The thing is, about that age group, and boys in particular - bearing in mind the three I've lived with and countless others I've taught, including my current student who is also studying this book - is that they know that they are the most interesting creatures in the universe... They know that everything they have to say is both important and witty. They know that anyone who is anyone should want to listen to them endlessly rabbiting on... The reality is, from an adult point of view, that their world view is usually very limited - because they are the centre of their own universe and the majority of their time is spent studying themselves. They study what they have to at school, but rarely take themselves beyond the bare minimum. They take themselves so deadly seriously. When they get together, they talk at each other about themselves. The advent of social media sites like Facebook means that those of us who count some of this group among our friends are privy to the most unbelieveable - at times - collective drivel.

J.D. Salinger portrays this, in the character of Holden - his opinions, his attitude, his 'blow the world, I know better' march through this phase of his life - absolutely accurately. There are just enough moments where he lets us, the reader, see Holden's vulnerabilities, his frailties, and his fears to allow us not dismiss him as a complete tosser, but as the boy he is, as all boys that age are.

My friend who requested a personal mention on this blog - and is now, by default getting another one - spoke of this book as one of many we were given at school about 'teenage angst'. In working through this book with my sixteen year old student, and having the odd casual conversation with Sixteen at home about it, I am seeing it more broadly than that. For starters, when it was published, the 'teenager' - as we understand them - didn't really exist. There were children, and then once children left school and entered the workforce or went to university, they were adults. Young adults, to be sure, but adults. There was no recognition of this period of teens that we now acknowledge, complete with a culture and a somewhat specialised set of issues. That being the case, what we have in this book is the embryonic young man struggling to meet the expectations of his parents, struggling to cope with the grief he still carries about his younger brother's death, and telling us about it via the stream of consciousness inane chatter that you have to plumb deeply to find the small gems of substance - just like today's sixteen year olds.

Interestingly, my student, who is a very different beastie to Sixteen, got it when we discussed this after he asked me how it was to read the book again as an adult.
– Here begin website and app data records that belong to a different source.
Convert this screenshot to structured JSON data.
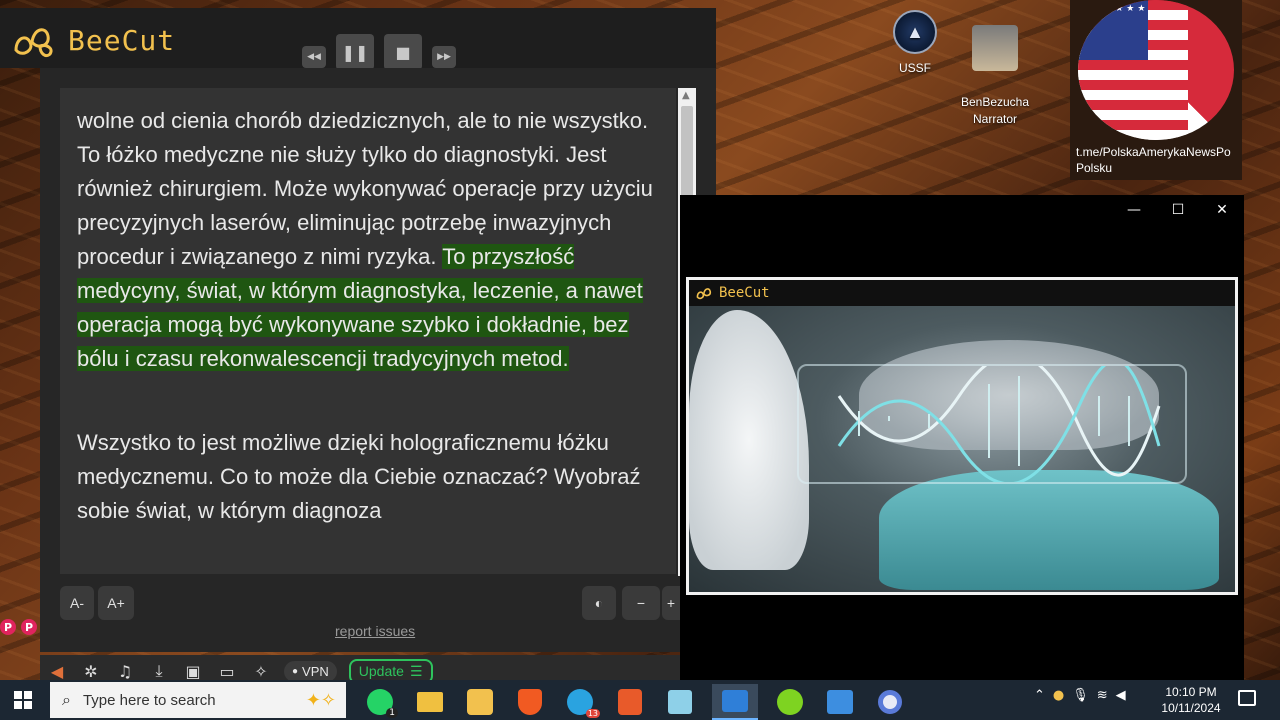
{
  "reader": {
    "brand": "BeeCut",
    "paragraph1_plain": "wolne od cienia chorób dziedzicznych, ale to nie wszystko. To łóżko medyczne nie służy tylko do diagnostyki. Jest również chirurgiem. Może wykonywać operacje przy użyciu precyzyjnych laserów, eliminując potrzebę inwazyjnych procedur i związanego z nimi ryzyka.",
    "paragraph1_highlight": "To przyszłość medycyny, świat, w którym diagnostyka, leczenie, a nawet operacja mogą być wykonywane szybko i dokładnie, bez bólu i czasu rekonwalescencji tradycyjnych metod.",
    "paragraph2": "Wszystko to jest możliwe dzięki holograficznemu łóżku medycznemu. Co to może dla Ciebie oznaczać? Wyobraź sobie świat, w którym diagnoza",
    "font_decrease": "A-",
    "font_increase": "A+",
    "zoom_minus": "−",
    "zoom_plus": "+",
    "report_link": "report issues",
    "highlight_color": "#1f5611"
  },
  "browser_toolbar": {
    "vpn_label": "VPN",
    "update_label": "Update"
  },
  "desktop_icons": [
    {
      "label": "USSF"
    },
    {
      "label": "BenBezucha\nNarrator"
    }
  ],
  "flag_tile": {
    "caption": "t.me/PolskaAmerykaNewsPo Polsku"
  },
  "video_window": {
    "brand": "BeeCut"
  },
  "taskbar": {
    "search_placeholder": "Type here to search",
    "telegram_badge": "13",
    "whatsapp_badge": "1",
    "time": "10:10 PM",
    "date": "10/11/2024"
  }
}
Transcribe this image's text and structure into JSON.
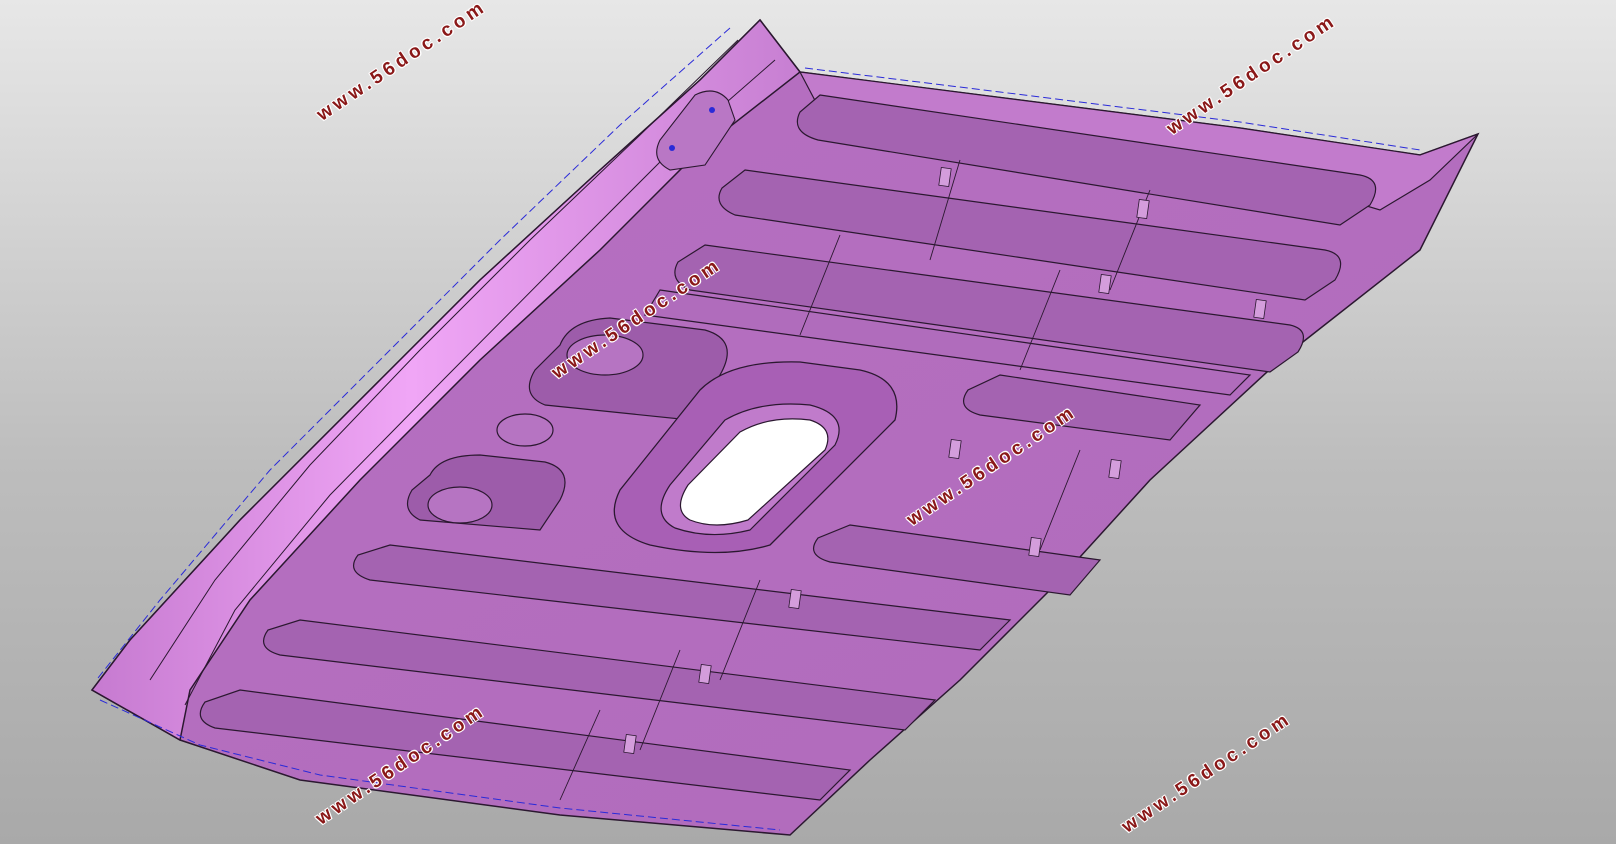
{
  "watermark": {
    "text": "www.56doc.com",
    "color": "#8a1818"
  },
  "viewport": {
    "background_top": "#e7e7e7",
    "background_bottom": "#a9a9a9"
  },
  "model": {
    "part_color": "#b56fbf",
    "flange_color": "#e79cf0",
    "edge_color": "#2b1830",
    "hidden_edge_color": "#2a2ad8",
    "hole_color": "#ffffff"
  }
}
He has a knack for distancing himself from himself and looking at himself fairly objectively when called upon to do so. So, rather than another dark look when I gave him my thoughts about the portrayal of young men Salinger-style, I got a wry smile...